Supplied information Start Marker

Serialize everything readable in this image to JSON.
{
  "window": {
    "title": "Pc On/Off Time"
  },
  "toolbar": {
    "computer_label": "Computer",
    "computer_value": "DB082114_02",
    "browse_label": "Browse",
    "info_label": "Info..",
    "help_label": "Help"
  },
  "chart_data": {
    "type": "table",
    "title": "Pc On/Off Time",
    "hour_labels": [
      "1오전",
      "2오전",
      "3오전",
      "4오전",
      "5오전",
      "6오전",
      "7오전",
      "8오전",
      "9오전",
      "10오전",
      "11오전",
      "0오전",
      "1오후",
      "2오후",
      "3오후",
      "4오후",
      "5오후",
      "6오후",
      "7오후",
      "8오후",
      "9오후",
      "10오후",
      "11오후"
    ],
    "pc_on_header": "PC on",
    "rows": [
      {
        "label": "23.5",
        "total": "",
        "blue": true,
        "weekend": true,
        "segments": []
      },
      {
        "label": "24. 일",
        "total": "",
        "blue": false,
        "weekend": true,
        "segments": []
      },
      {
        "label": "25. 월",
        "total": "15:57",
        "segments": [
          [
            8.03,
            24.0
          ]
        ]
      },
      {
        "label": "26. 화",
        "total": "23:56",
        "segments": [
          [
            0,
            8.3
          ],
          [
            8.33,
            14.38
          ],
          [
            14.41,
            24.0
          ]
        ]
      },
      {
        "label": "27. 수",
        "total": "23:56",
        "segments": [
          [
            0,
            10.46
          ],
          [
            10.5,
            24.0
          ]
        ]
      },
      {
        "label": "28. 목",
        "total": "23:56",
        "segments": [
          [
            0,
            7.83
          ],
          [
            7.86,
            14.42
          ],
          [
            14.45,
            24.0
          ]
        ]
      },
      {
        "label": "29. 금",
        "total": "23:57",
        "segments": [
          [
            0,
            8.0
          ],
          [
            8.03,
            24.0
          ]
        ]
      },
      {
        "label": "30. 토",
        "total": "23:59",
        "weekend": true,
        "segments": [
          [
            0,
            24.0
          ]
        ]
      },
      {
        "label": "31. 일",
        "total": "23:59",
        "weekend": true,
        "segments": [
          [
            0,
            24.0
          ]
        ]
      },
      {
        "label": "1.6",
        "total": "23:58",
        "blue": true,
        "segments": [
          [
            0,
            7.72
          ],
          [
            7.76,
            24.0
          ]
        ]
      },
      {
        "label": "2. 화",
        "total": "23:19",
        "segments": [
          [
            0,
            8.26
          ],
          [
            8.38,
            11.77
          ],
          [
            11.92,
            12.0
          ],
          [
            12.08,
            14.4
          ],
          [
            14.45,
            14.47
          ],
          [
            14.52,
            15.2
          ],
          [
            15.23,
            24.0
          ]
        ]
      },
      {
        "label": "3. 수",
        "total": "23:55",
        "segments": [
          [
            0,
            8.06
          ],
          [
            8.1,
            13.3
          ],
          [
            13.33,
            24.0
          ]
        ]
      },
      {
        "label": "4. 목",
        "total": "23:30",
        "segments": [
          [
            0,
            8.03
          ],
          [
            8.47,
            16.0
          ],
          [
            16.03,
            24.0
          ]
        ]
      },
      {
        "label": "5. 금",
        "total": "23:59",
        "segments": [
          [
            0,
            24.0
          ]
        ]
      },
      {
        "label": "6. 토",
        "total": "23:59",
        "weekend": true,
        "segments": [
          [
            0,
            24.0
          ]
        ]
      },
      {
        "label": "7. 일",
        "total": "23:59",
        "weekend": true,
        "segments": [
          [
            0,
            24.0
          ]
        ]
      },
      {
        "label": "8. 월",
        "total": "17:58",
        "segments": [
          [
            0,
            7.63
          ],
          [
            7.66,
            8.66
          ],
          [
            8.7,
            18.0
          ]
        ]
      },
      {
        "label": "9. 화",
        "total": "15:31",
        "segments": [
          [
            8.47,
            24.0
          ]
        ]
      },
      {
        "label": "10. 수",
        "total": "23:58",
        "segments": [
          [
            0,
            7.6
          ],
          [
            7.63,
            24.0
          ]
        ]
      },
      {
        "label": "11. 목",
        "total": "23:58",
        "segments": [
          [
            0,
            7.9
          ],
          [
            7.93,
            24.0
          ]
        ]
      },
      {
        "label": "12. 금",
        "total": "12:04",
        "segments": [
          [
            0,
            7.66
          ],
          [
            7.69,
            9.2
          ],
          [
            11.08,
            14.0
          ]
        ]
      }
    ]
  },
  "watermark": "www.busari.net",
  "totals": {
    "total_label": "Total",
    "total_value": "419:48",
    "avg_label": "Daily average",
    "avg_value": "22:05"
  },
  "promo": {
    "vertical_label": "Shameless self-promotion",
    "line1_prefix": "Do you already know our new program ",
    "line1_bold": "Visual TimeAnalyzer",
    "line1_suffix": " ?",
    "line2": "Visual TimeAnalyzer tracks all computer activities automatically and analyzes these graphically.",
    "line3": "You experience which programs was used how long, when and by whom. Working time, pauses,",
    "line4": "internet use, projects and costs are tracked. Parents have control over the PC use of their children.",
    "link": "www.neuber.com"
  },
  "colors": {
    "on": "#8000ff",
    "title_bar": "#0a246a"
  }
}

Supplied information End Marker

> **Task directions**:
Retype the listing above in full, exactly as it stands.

> **Response to this task**:
Serialize everything readable in this image to JSON.
{
  "window": {
    "title": "Pc On/Off Time"
  },
  "toolbar": {
    "computer_label": "Computer",
    "computer_value": "DB082114_02",
    "browse_label": "Browse",
    "info_label": "Info..",
    "help_label": "Help"
  },
  "chart_data": {
    "type": "table",
    "title": "Pc On/Off Time",
    "hour_labels": [
      "1오전",
      "2오전",
      "3오전",
      "4오전",
      "5오전",
      "6오전",
      "7오전",
      "8오전",
      "9오전",
      "10오전",
      "11오전",
      "0오전",
      "1오후",
      "2오후",
      "3오후",
      "4오후",
      "5오후",
      "6오후",
      "7오후",
      "8오후",
      "9오후",
      "10오후",
      "11오후"
    ],
    "pc_on_header": "PC on",
    "rows": [
      {
        "label": "23.5",
        "total": "",
        "blue": true,
        "weekend": true,
        "segments": []
      },
      {
        "label": "24. 일",
        "total": "",
        "blue": false,
        "weekend": true,
        "segments": []
      },
      {
        "label": "25. 월",
        "total": "15:57",
        "segments": [
          [
            8.03,
            24.0
          ]
        ]
      },
      {
        "label": "26. 화",
        "total": "23:56",
        "segments": [
          [
            0,
            8.3
          ],
          [
            8.33,
            14.38
          ],
          [
            14.41,
            24.0
          ]
        ]
      },
      {
        "label": "27. 수",
        "total": "23:56",
        "segments": [
          [
            0,
            10.46
          ],
          [
            10.5,
            24.0
          ]
        ]
      },
      {
        "label": "28. 목",
        "total": "23:56",
        "segments": [
          [
            0,
            7.83
          ],
          [
            7.86,
            14.42
          ],
          [
            14.45,
            24.0
          ]
        ]
      },
      {
        "label": "29. 금",
        "total": "23:57",
        "segments": [
          [
            0,
            8.0
          ],
          [
            8.03,
            24.0
          ]
        ]
      },
      {
        "label": "30. 토",
        "total": "23:59",
        "weekend": true,
        "segments": [
          [
            0,
            24.0
          ]
        ]
      },
      {
        "label": "31. 일",
        "total": "23:59",
        "weekend": true,
        "segments": [
          [
            0,
            24.0
          ]
        ]
      },
      {
        "label": "1.6",
        "total": "23:58",
        "blue": true,
        "segments": [
          [
            0,
            7.72
          ],
          [
            7.76,
            24.0
          ]
        ]
      },
      {
        "label": "2. 화",
        "total": "23:19",
        "segments": [
          [
            0,
            8.26
          ],
          [
            8.38,
            11.77
          ],
          [
            11.92,
            12.0
          ],
          [
            12.08,
            14.4
          ],
          [
            14.45,
            14.47
          ],
          [
            14.52,
            15.2
          ],
          [
            15.23,
            24.0
          ]
        ]
      },
      {
        "label": "3. 수",
        "total": "23:55",
        "segments": [
          [
            0,
            8.06
          ],
          [
            8.1,
            13.3
          ],
          [
            13.33,
            24.0
          ]
        ]
      },
      {
        "label": "4. 목",
        "total": "23:30",
        "segments": [
          [
            0,
            8.03
          ],
          [
            8.47,
            16.0
          ],
          [
            16.03,
            24.0
          ]
        ]
      },
      {
        "label": "5. 금",
        "total": "23:59",
        "segments": [
          [
            0,
            24.0
          ]
        ]
      },
      {
        "label": "6. 토",
        "total": "23:59",
        "weekend": true,
        "segments": [
          [
            0,
            24.0
          ]
        ]
      },
      {
        "label": "7. 일",
        "total": "23:59",
        "weekend": true,
        "segments": [
          [
            0,
            24.0
          ]
        ]
      },
      {
        "label": "8. 월",
        "total": "17:58",
        "segments": [
          [
            0,
            7.63
          ],
          [
            7.66,
            8.66
          ],
          [
            8.7,
            18.0
          ]
        ]
      },
      {
        "label": "9. 화",
        "total": "15:31",
        "segments": [
          [
            8.47,
            24.0
          ]
        ]
      },
      {
        "label": "10. 수",
        "total": "23:58",
        "segments": [
          [
            0,
            7.6
          ],
          [
            7.63,
            24.0
          ]
        ]
      },
      {
        "label": "11. 목",
        "total": "23:58",
        "segments": [
          [
            0,
            7.9
          ],
          [
            7.93,
            24.0
          ]
        ]
      },
      {
        "label": "12. 금",
        "total": "12:04",
        "segments": [
          [
            0,
            7.66
          ],
          [
            7.69,
            9.2
          ],
          [
            11.08,
            14.0
          ]
        ]
      }
    ]
  },
  "watermark": "www.busari.net",
  "totals": {
    "total_label": "Total",
    "total_value": "419:48",
    "avg_label": "Daily average",
    "avg_value": "22:05"
  },
  "promo": {
    "vertical_label": "Shameless self-promotion",
    "line1_prefix": "Do you already know our new program ",
    "line1_bold": "Visual TimeAnalyzer",
    "line1_suffix": " ?",
    "line2": "Visual TimeAnalyzer tracks all computer activities automatically and analyzes these graphically.",
    "line3": "You experience which programs was used how long, when and by whom. Working time, pauses,",
    "line4": "internet use, projects and costs are tracked. Parents have control over the PC use of their children.",
    "link": "www.neuber.com"
  },
  "colors": {
    "on": "#8000ff",
    "title_bar": "#0a246a"
  }
}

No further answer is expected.